Deficiency Disorders (IDD).
His visit was a success. Two days before Moore's arrival, Prime Minister Hun Sen
passed a new sub-decree calling for all salt produced or imported into the country
to be iodised. Moore thanked the Royal Government of Cambodia for "taking a
giant step for Cambodians and for the future of Cambodia." As a token of appreciation
Moore, on behalf of UNICEF, presented the King with a 30 metric tonne pile of iodised
salt, for distribution.
Despite the initial hiccups, Driver's visit has since attracted as much praise as
other high profile visitors. Cham Prasidh said he was pleased with Driver's contribution
to the Cambodian garment industry. He referred to the actress as a "beauty with
a mission," and suggested that after her Oscar nominating role in Good Will
Hunting, her next movie should be titled "Good Will Job Creator."
"The very presence of Minnie Driver in Cambodia is serving the purpose of making
the heads of multinational corporations become responsible," he said. "With
celebrities like her... we can make [companies] understand it is time for them to
pay for the workers who are producing their products and not just pay the price they
want to pay."
Alex Renton, media and advocacy coordinator for Oxfam Great Britain in East Asia,
said Oxfam started the celebrity trend in Cambodia by bringing famous British actress
Julie Christy here in1988.
Her visit was labelled a "wild success" and cemented Oxfam's commitment
to celebrity involvement.
Minnie Driver said she was inspired to contribute to the Oxfam's Fair Trade campaign
by other celebrities including Chris Martin from Coldplay, English actress Helen
Mirren and Thom Yorke, lead singer of Radiohead, who have all been vocal in support
for the cause.
Renton admits there is always a risk in asking celebrities to be instant experts
and deal with global economics, but says Minnie Driver was well briefed before her
visit and in Cambodia by specialists from the ministry of Commerce, ILO and the Garment
Manufacturers Association of Cambodia. "She is a highly intelligent woman who
has a good grasp of the issues," he said.
Minnie Driver is the first to admit she didn't come here as an expert. "I am
not a global economist. I don't work for an NGO. I am a consumer and I came to Cambodia
in a massive state of ignorance," she said. She added that she didn't truly
understand the pressures faced by women until she travelled with Srey Neang, a 22-year-old
Phnom Penh garment worker, to her village in Prey Veng and met her family.
Driver says that after her experiences in Cambodia she will remain very much involved
with the issue and although she is unsure of her future role, she is realistic about

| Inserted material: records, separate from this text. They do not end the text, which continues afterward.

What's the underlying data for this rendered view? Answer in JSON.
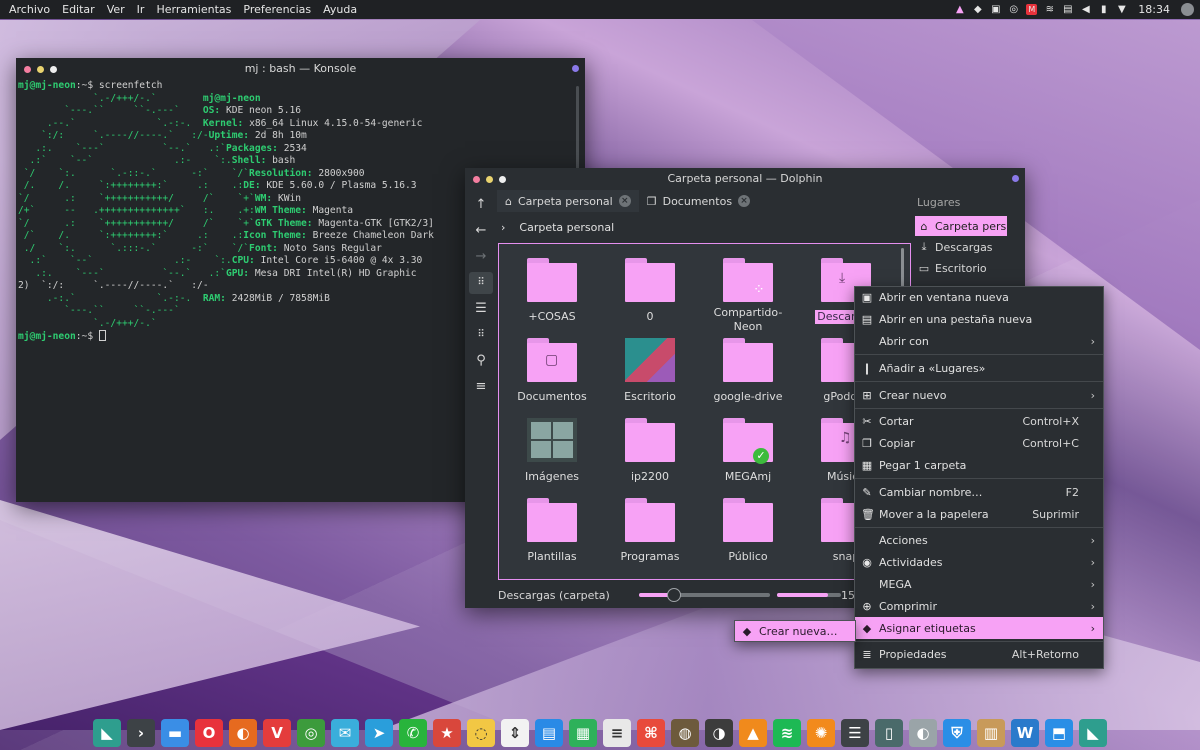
{
  "top_panel": {
    "menu": [
      "Archivo",
      "Editar",
      "Ver",
      "Ir",
      "Herramientas",
      "Preferencias",
      "Ayuda"
    ],
    "tray_icons": [
      "mega-tray-icon",
      "notification-icon",
      "kdeconnect-icon",
      "updates-icon",
      "mega-red-icon",
      "wifi-icon",
      "clipboard-icon",
      "volume-icon",
      "battery-icon",
      "arrow-up-icon"
    ],
    "time": "18:34"
  },
  "konsole": {
    "title": "mj : bash — Konsole",
    "prompt_user": "mj@mj-neon",
    "prompt_path": ":~$ ",
    "command": "screenfetch",
    "ascii_art": [
      "             `.-/+++/-.`",
      "        `---.``     ``-.---`",
      "     .--.`              `.-:-.",
      "    `:/:     `.----//----.`   :/-",
      "   .:.    `---`          `--.`   .:`",
      "  .:`    `--`              .:-    `:.",
      " `/    `:.      `.-::-.`      -:`    `/`",
      " /.    /.     `:++++++++:`     .:    .:",
      "`/      .:    `+++++++++++/     /`    `+`",
      "/+`     --   .++++++++++++++`   :.    .+:",
      "`/      .:    `+++++++++++/     /`    `+`",
      " /`    /.     `:++++++++:`     .:    .:",
      " ./    `:.      `.:::-.`      -:`    `/`",
      "  .:`    `--`              .:-    `:.",
      "   .:.    `---`          `--.`   .:`",
      "    `:/:     `.----//----.`   :/-",
      "     .-:.`              `.-:-.",
      "        `---.``     ``-.---`",
      "             `.-/+++/-.`"
    ],
    "info": [
      {
        "k": "",
        "v": "mj@mj-neon"
      },
      {
        "k": "OS: ",
        "v": "KDE neon 5.16"
      },
      {
        "k": "Kernel: ",
        "v": "x86_64 Linux 4.15.0-54-generic"
      },
      {
        "k": "Uptime: ",
        "v": "2d 8h 10m"
      },
      {
        "k": "Packages: ",
        "v": "2534"
      },
      {
        "k": "Shell: ",
        "v": "bash"
      },
      {
        "k": "Resolution: ",
        "v": "2800x900"
      },
      {
        "k": "DE: ",
        "v": "KDE 5.60.0 / Plasma 5.16.3"
      },
      {
        "k": "WM: ",
        "v": "KWin"
      },
      {
        "k": "WM Theme: ",
        "v": "Magenta"
      },
      {
        "k": "GTK Theme: ",
        "v": "Magenta-GTK [GTK2/3]"
      },
      {
        "k": "Icon Theme: ",
        "v": "Breeze Chameleon Dark"
      },
      {
        "k": "Font: ",
        "v": "Noto Sans Regular"
      },
      {
        "k": "CPU: ",
        "v": "Intel Core i5-6400 @ 4x 3.30"
      },
      {
        "k": "GPU: ",
        "v": "Mesa DRI Intel(R) HD Graphic"
      },
      {
        "k": "",
        "v": ""
      },
      {
        "k": "RAM: ",
        "v": "2428MiB / 7858MiB"
      }
    ],
    "wrap_fragment": "2)"
  },
  "dolphin": {
    "title": "Carpeta personal — Dolphin",
    "tabs": [
      "Carpeta personal",
      "Documentos"
    ],
    "breadcrumb": "Carpeta personal",
    "places_header": "Lugares",
    "places": [
      "Carpeta pers",
      "Descargas",
      "Escritorio"
    ],
    "folders": [
      {
        "label": "+COSAS",
        "kind": "folder"
      },
      {
        "label": "0",
        "kind": "folder"
      },
      {
        "label": "Compartido-Neon",
        "kind": "folder-share"
      },
      {
        "label": "Descargas",
        "kind": "folder-download",
        "selected": true
      },
      {
        "label": "Documentos",
        "kind": "folder-doc"
      },
      {
        "label": "Escritorio",
        "kind": "desktop"
      },
      {
        "label": "google-drive",
        "kind": "folder"
      },
      {
        "label": "gPodder",
        "kind": "folder"
      },
      {
        "label": "Imágenes",
        "kind": "images"
      },
      {
        "label": "ip2200",
        "kind": "folder"
      },
      {
        "label": "MEGAmj",
        "kind": "folder-mega"
      },
      {
        "label": "Música",
        "kind": "folder-music"
      },
      {
        "label": "Plantillas",
        "kind": "folder"
      },
      {
        "label": "Programas",
        "kind": "folder"
      },
      {
        "label": "Público",
        "kind": "folder"
      },
      {
        "label": "snap",
        "kind": "folder"
      }
    ],
    "status_text": "Descargas (carpeta)",
    "zoom_fraction": 0.27,
    "space_fraction": 0.8,
    "status_suffix": "15"
  },
  "context_menu": {
    "items": [
      {
        "icon": "open-window-icon",
        "glyph": "▣",
        "label": "Abrir en ventana nueva",
        "shortcut": "",
        "submenu": false
      },
      {
        "icon": "open-tab-icon",
        "glyph": "▤",
        "label": "Abrir en una pestaña nueva",
        "shortcut": "",
        "submenu": false
      },
      {
        "icon": "",
        "glyph": "",
        "label": "Abrir con",
        "shortcut": "",
        "submenu": true
      },
      {
        "sep": true
      },
      {
        "icon": "bookmark-icon",
        "glyph": "❙",
        "label": "Añadir a «Lugares»",
        "shortcut": "",
        "submenu": false
      },
      {
        "sep": true
      },
      {
        "icon": "create-new-icon",
        "glyph": "⊞",
        "label": "Crear nuevo",
        "shortcut": "",
        "submenu": true
      },
      {
        "sep": true
      },
      {
        "icon": "cut-icon",
        "glyph": "✂",
        "label": "Cortar",
        "shortcut": "Control+X",
        "submenu": false
      },
      {
        "icon": "copy-icon",
        "glyph": "❐",
        "label": "Copiar",
        "shortcut": "Control+C",
        "submenu": false
      },
      {
        "icon": "paste-icon",
        "glyph": "▦",
        "label": "Pegar 1 carpeta",
        "shortcut": "",
        "submenu": false
      },
      {
        "sep": true
      },
      {
        "icon": "rename-icon",
        "glyph": "✎",
        "label": "Cambiar nombre…",
        "shortcut": "F2",
        "submenu": false
      },
      {
        "icon": "trash-icon",
        "glyph": "🗑",
        "label": "Mover a la papelera",
        "shortcut": "Suprimir",
        "submenu": false
      },
      {
        "sep": true
      },
      {
        "icon": "",
        "glyph": "",
        "label": "Acciones",
        "shortcut": "",
        "submenu": true
      },
      {
        "icon": "activities-icon",
        "glyph": "◉",
        "label": "Actividades",
        "shortcut": "",
        "submenu": true
      },
      {
        "icon": "",
        "glyph": "",
        "label": "MEGA",
        "shortcut": "",
        "submenu": true
      },
      {
        "icon": "compress-icon",
        "glyph": "⊕",
        "label": "Comprimir",
        "shortcut": "",
        "submenu": true
      },
      {
        "icon": "tag-icon",
        "glyph": "◆",
        "label": "Asignar etiquetas",
        "shortcut": "",
        "submenu": true,
        "highlighted": true
      },
      {
        "sep": true
      },
      {
        "icon": "properties-icon",
        "glyph": "≣",
        "label": "Propiedades",
        "shortcut": "Alt+Retorno",
        "submenu": false
      }
    ],
    "submenu_item": "Crear nueva…"
  },
  "taskbar": {
    "apps": [
      {
        "name": "kde-neon-icon",
        "bg": "#2e9e8e",
        "glyph": "◣"
      },
      {
        "name": "terminal-icon",
        "bg": "#3d4246",
        "glyph": "›"
      },
      {
        "name": "files-icon",
        "bg": "#3a8ee6",
        "glyph": "▬"
      },
      {
        "name": "opera-icon",
        "bg": "#e8323c",
        "glyph": "O"
      },
      {
        "name": "firefox-icon",
        "bg": "#e66a1f",
        "glyph": "◐"
      },
      {
        "name": "vivaldi-icon",
        "bg": "#e43c3c",
        "glyph": "V"
      },
      {
        "name": "chrome-icon",
        "bg": "#3c9b3c",
        "glyph": "◎"
      },
      {
        "name": "mail-icon",
        "bg": "#3aaedb",
        "glyph": "✉"
      },
      {
        "name": "telegram-icon",
        "bg": "#2a9edb",
        "glyph": "➤"
      },
      {
        "name": "whatsapp-icon",
        "bg": "#28b43c",
        "glyph": "✆"
      },
      {
        "name": "bookmark-app-icon",
        "bg": "#d9473c",
        "glyph": "★"
      },
      {
        "name": "idea-icon",
        "bg": "#f2c744",
        "glyph": "◌"
      },
      {
        "name": "transfer-icon",
        "bg": "#f2f2f2",
        "glyph": "⇕"
      },
      {
        "name": "writer-icon",
        "bg": "#2a8ae6",
        "glyph": "▤"
      },
      {
        "name": "calc-icon",
        "bg": "#2eb15a",
        "glyph": "▦"
      },
      {
        "name": "notes-icon",
        "bg": "#e8e8e8",
        "glyph": "≡"
      },
      {
        "name": "pdf-icon",
        "bg": "#e84a3c",
        "glyph": "⌘"
      },
      {
        "name": "gimp-icon",
        "bg": "#6d5a3c",
        "glyph": "◍"
      },
      {
        "name": "linux-icon",
        "bg": "#3c3c3c",
        "glyph": "◑"
      },
      {
        "name": "vlc-icon",
        "bg": "#f08a1c",
        "glyph": "▲"
      },
      {
        "name": "spotify-icon",
        "bg": "#1db954",
        "glyph": "≋"
      },
      {
        "name": "orange-icon",
        "bg": "#f28a1c",
        "glyph": "✺"
      },
      {
        "name": "mixer-icon",
        "bg": "#3d4246",
        "glyph": "☰"
      },
      {
        "name": "window-icon",
        "bg": "#4a6a6a",
        "glyph": "▯"
      },
      {
        "name": "screenshot-icon",
        "bg": "#9aa4a8",
        "glyph": "◐"
      },
      {
        "name": "shield-icon",
        "bg": "#2a8ee6",
        "glyph": "⛨"
      },
      {
        "name": "archive-icon",
        "bg": "#c89a5a",
        "glyph": "▥"
      },
      {
        "name": "monitor-icon",
        "bg": "#2a7acb",
        "glyph": "W"
      },
      {
        "name": "store-icon",
        "bg": "#2a8ee6",
        "glyph": "⬒"
      },
      {
        "name": "kde-neon-2-icon",
        "bg": "#2e9e8e",
        "glyph": "◣"
      }
    ]
  }
}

her contribution. "All I can do is talk about the issues." She said, "Fair
trade can happen, no matter how naive it may sound...its just about raising consciousness."
It is obvious that it is not only organizations taking risks by utilising high profile
names. Celebrities also take a gamble facing sceptics and plastering their names
on complex, sometimes not so sexy (iodised salt) issues.
Renton says Minnie Driver was very brave to venture to Cambodia. "As a celebrity
she has an image to protect, she is coming from a climate where people are very wary
of being caught with their face in the mud. To venture to Prey Veng where that is
precisely what she will do is very testing for her," he said. He added that,
"There is no commercial advantage of her to be here, she cancelled work to come."
Answering sceptics asking whether her visit was just another public relations campaign,
at the press conference, Driver gave a frank response: "You know what? If this
useless appendage of celebrity can be utilised, I don't really give a toss what people